[[ Data to process, beginning ]]

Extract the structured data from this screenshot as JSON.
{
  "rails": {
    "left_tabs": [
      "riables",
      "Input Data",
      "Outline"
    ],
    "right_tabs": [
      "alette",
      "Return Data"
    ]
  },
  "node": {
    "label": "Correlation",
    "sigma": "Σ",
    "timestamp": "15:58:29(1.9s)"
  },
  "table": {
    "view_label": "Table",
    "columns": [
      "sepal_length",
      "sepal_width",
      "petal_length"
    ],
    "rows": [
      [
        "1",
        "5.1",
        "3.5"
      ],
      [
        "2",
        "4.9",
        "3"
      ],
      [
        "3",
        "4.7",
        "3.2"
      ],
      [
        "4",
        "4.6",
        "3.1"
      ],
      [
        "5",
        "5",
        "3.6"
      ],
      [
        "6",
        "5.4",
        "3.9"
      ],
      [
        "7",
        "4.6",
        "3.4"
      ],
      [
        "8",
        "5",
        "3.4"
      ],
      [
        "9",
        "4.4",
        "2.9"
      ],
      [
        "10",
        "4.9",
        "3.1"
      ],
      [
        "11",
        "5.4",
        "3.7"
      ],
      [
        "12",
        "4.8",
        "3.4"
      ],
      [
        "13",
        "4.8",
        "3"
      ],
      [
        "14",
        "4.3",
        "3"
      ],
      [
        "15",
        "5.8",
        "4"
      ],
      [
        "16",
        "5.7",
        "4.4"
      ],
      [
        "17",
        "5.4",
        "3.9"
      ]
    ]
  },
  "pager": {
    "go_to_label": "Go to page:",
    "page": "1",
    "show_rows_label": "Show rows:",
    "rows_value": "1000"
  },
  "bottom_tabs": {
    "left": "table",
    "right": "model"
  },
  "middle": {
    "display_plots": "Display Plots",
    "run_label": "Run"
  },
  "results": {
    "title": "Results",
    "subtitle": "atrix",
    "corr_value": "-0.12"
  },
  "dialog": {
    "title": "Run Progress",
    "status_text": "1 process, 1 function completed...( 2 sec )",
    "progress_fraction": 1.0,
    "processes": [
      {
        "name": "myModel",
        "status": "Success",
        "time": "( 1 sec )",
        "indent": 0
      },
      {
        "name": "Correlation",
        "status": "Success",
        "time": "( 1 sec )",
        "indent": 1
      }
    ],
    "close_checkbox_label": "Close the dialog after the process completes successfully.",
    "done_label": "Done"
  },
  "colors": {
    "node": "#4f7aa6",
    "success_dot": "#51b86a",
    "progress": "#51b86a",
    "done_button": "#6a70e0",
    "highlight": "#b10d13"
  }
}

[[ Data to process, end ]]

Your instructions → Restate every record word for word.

Your solution →
Extract the structured data from this screenshot as JSON.
{
  "rails": {
    "left_tabs": [
      "riables",
      "Input Data",
      "Outline"
    ],
    "right_tabs": [
      "alette",
      "Return Data"
    ]
  },
  "node": {
    "label": "Correlation",
    "sigma": "Σ",
    "timestamp": "15:58:29(1.9s)"
  },
  "table": {
    "view_label": "Table",
    "columns": [
      "sepal_length",
      "sepal_width",
      "petal_length"
    ],
    "rows": [
      [
        "1",
        "5.1",
        "3.5"
      ],
      [
        "2",
        "4.9",
        "3"
      ],
      [
        "3",
        "4.7",
        "3.2"
      ],
      [
        "4",
        "4.6",
        "3.1"
      ],
      [
        "5",
        "5",
        "3.6"
      ],
      [
        "6",
        "5.4",
        "3.9"
      ],
      [
        "7",
        "4.6",
        "3.4"
      ],
      [
        "8",
        "5",
        "3.4"
      ],
      [
        "9",
        "4.4",
        "2.9"
      ],
      [
        "10",
        "4.9",
        "3.1"
      ],
      [
        "11",
        "5.4",
        "3.7"
      ],
      [
        "12",
        "4.8",
        "3.4"
      ],
      [
        "13",
        "4.8",
        "3"
      ],
      [
        "14",
        "4.3",
        "3"
      ],
      [
        "15",
        "5.8",
        "4"
      ],
      [
        "16",
        "5.7",
        "4.4"
      ],
      [
        "17",
        "5.4",
        "3.9"
      ]
    ]
  },
  "pager": {
    "go_to_label": "Go to page:",
    "page": "1",
    "show_rows_label": "Show rows:",
    "rows_value": "1000"
  },
  "bottom_tabs": {
    "left": "table",
    "right": "model"
  },
  "middle": {
    "display_plots": "Display Plots",
    "run_label": "Run"
  },
  "results": {
    "title": "Results",
    "subtitle": "atrix",
    "corr_value": "-0.12"
  },
  "dialog": {
    "title": "Run Progress",
    "status_text": "1 process, 1 function completed...( 2 sec )",
    "progress_fraction": 1.0,
    "processes": [
      {
        "name": "myModel",
        "status": "Success",
        "time": "( 1 sec )",
        "indent": 0
      },
      {
        "name": "Correlation",
        "status": "Success",
        "time": "( 1 sec )",
        "indent": 1
      }
    ],
    "close_checkbox_label": "Close the dialog after the process completes successfully.",
    "done_label": "Done"
  },
  "colors": {
    "node": "#4f7aa6",
    "success_dot": "#51b86a",
    "progress": "#51b86a",
    "done_button": "#6a70e0",
    "highlight": "#b10d13"
  }
}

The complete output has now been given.